Definition of Isotherm

An isotherm represents a line on a map or diagram that connects points possessing identical temperatures. Representing regions of equivalent temperature, isotherms prove useful in meteorology and climatology for visualizing and analyzing temperature distributions and patterns. Meteorologists leverage isotherms to comprehend and forecast weather patterns, while climatologists employ them to study and contrast climate zones and trends.

Creating Isotherm Maps

The production of an isotherm map necessitates the collection of temperature data from diverse observation points, including weather stations and satellite readings. Following data acquisition, this information is plotted on a map, and isotherms are drawn to link points sharing the same temperature. The completed map offers a visual display of the temperature distribution over a region, enabling effortless identification of temperature patterns and gradients.

Applications of Isotherms

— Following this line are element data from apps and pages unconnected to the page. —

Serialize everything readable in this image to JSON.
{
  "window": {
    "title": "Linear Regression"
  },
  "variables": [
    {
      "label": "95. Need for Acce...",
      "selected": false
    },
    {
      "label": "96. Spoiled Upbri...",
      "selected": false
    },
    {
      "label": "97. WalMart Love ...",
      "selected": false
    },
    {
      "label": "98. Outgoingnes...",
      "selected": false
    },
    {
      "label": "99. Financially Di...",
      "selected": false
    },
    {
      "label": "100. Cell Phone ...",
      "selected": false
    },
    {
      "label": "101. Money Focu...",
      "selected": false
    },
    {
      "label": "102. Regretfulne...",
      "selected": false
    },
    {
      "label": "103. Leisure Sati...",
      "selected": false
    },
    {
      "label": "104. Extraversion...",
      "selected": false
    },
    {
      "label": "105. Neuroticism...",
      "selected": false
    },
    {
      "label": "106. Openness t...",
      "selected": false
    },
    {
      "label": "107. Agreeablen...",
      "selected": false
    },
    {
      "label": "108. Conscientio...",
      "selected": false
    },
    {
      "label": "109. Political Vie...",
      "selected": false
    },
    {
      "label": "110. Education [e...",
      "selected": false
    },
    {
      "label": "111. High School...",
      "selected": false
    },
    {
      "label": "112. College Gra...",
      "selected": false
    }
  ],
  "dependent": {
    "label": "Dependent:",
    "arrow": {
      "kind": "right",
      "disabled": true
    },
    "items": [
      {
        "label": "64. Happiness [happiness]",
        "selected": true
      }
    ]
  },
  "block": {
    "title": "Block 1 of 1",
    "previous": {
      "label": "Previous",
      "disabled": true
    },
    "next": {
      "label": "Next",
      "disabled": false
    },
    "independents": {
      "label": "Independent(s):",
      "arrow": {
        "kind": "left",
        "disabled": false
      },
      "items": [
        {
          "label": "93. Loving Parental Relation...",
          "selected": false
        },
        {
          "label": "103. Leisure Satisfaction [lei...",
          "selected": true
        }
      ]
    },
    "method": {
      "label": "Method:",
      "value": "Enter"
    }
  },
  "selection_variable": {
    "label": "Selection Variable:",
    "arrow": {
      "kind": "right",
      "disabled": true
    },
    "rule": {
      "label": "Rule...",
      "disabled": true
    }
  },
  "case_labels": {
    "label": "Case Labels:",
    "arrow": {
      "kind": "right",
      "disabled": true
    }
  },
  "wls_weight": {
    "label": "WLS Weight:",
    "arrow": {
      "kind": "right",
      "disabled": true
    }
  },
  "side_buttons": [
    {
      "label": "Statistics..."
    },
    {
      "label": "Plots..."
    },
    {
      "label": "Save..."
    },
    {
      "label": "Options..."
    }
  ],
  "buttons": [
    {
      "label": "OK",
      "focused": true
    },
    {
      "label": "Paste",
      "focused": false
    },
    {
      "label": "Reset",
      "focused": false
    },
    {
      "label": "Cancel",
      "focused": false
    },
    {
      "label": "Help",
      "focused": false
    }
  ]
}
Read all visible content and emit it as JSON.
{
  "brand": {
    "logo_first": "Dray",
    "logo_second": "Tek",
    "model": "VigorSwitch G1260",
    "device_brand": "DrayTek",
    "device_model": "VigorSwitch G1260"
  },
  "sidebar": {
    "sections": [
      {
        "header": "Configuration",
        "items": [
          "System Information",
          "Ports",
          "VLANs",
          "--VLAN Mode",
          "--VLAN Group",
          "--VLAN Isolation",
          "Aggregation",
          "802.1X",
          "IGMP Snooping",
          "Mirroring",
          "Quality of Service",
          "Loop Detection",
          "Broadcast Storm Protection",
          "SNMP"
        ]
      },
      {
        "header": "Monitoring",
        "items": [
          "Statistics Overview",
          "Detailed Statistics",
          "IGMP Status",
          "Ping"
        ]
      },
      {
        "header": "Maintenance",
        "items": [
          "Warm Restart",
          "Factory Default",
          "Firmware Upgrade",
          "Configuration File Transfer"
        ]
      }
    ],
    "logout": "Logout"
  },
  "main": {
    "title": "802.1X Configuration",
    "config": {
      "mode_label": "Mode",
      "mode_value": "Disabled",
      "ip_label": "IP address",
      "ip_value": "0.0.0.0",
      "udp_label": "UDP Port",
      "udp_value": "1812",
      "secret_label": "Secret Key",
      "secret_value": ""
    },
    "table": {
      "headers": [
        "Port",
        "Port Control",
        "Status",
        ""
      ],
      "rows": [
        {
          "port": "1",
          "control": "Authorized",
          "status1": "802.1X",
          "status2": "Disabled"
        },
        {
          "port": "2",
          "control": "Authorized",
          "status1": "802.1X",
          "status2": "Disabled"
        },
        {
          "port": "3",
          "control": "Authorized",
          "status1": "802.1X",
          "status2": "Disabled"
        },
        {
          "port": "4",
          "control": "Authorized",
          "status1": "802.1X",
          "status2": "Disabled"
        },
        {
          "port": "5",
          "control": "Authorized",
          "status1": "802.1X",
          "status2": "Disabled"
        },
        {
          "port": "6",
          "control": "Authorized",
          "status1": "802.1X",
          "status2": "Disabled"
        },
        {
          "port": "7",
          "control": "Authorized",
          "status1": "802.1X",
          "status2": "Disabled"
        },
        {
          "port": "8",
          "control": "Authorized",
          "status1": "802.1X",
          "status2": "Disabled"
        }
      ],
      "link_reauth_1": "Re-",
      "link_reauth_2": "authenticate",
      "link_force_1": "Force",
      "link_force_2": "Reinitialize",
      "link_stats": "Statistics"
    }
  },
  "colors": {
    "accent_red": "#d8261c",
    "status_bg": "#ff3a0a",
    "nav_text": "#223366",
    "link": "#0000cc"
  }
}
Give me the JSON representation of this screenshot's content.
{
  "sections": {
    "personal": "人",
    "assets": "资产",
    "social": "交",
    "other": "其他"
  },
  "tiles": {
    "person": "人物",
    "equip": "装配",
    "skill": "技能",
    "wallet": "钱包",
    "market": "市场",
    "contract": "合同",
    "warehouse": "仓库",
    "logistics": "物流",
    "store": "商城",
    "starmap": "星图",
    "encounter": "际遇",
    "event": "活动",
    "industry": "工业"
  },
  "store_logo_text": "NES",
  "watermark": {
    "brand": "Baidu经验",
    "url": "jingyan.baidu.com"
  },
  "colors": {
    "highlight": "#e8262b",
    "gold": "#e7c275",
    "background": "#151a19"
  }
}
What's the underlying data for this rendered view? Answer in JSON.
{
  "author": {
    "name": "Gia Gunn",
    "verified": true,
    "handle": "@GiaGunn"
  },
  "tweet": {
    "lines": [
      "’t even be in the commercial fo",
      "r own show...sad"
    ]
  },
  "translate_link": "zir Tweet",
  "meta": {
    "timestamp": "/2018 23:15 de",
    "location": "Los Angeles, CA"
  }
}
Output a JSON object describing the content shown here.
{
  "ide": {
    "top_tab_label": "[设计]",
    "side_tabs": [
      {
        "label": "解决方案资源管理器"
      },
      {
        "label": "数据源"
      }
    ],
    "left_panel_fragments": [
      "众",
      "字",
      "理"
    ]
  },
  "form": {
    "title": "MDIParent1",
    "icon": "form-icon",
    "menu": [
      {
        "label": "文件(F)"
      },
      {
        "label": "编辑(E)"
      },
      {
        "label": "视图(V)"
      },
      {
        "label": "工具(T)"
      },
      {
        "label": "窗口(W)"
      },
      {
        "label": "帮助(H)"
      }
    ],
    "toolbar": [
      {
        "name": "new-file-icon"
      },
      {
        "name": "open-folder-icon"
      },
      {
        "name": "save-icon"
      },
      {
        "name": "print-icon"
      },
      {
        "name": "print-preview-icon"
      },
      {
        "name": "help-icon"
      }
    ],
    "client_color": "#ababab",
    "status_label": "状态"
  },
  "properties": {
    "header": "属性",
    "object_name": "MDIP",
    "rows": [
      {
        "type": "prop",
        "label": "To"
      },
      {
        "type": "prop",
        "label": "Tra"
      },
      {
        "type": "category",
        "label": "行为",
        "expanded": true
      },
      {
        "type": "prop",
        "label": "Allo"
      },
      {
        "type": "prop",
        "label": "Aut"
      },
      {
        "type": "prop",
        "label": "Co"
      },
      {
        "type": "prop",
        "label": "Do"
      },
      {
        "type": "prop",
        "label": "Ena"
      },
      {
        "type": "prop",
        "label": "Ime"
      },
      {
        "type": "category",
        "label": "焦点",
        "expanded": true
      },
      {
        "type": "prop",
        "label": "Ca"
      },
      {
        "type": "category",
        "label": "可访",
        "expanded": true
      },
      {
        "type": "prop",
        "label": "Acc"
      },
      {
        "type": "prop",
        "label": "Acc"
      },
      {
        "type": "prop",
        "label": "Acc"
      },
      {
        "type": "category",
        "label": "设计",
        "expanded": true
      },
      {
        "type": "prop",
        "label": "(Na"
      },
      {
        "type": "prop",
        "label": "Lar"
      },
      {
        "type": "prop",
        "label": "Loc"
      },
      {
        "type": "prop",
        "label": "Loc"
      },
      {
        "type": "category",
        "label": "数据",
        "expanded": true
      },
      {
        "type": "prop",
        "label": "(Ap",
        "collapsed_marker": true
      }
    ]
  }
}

Isotherms find their use in multiple applications across meteorology, climatology, and related fields, encompassing:
Weather Forecasting: Isotherm maps enable meteorologists to discern temperature patterns and gradients that can affect the development and trajectory of weather systems, incorporating fronts and air masses.
Climate Studies: Climatologists employ isotherms in their research to examine and contrast distinct climate zones and to scrutinize temperature trends longitudinally. This aids in identifying and understanding climate change and its possible ramifications.
Agriculture and Horticulture: Isotherms can assist in determining a region's compatibility with specific crops or plant species based on temperature prerequisites, thereby guiding farmers and horticulturists in decision-making regarding planting and cultivation.
Energy Management: Isotherm maps can assist energy corporations and policymakers in pinpointing areas with high heating or cooling needs, thereby promoting the establishment of focused energy conservation and efficiency programs.

Limitations of Isotherms

Despite the utility of isotherms in visualizing and analyzing temperature patterns, they are not devoid of limitations:
Spatial Variability: Isotherms only provide an approximation of temperature patterns and may not encapsulate microscale variations in temperature due to factors encompassing elevation, topography, or localized weather conditions.
Temporal Variability: Isotherm maps depict temperature patterns at a single point in time and may not accurately represent temperature changes over time, including diurnal or seasonal variations.
Nevertheless, these limitations notwithstanding, isotherms maintain their status as indispensable tools in meteorology and climatology for comprehending and forecasting temperature patterns and their impacts on weather, climate, and human activities.
Updated: Jun 2, 2023
Published by: Weather U.S. | About Us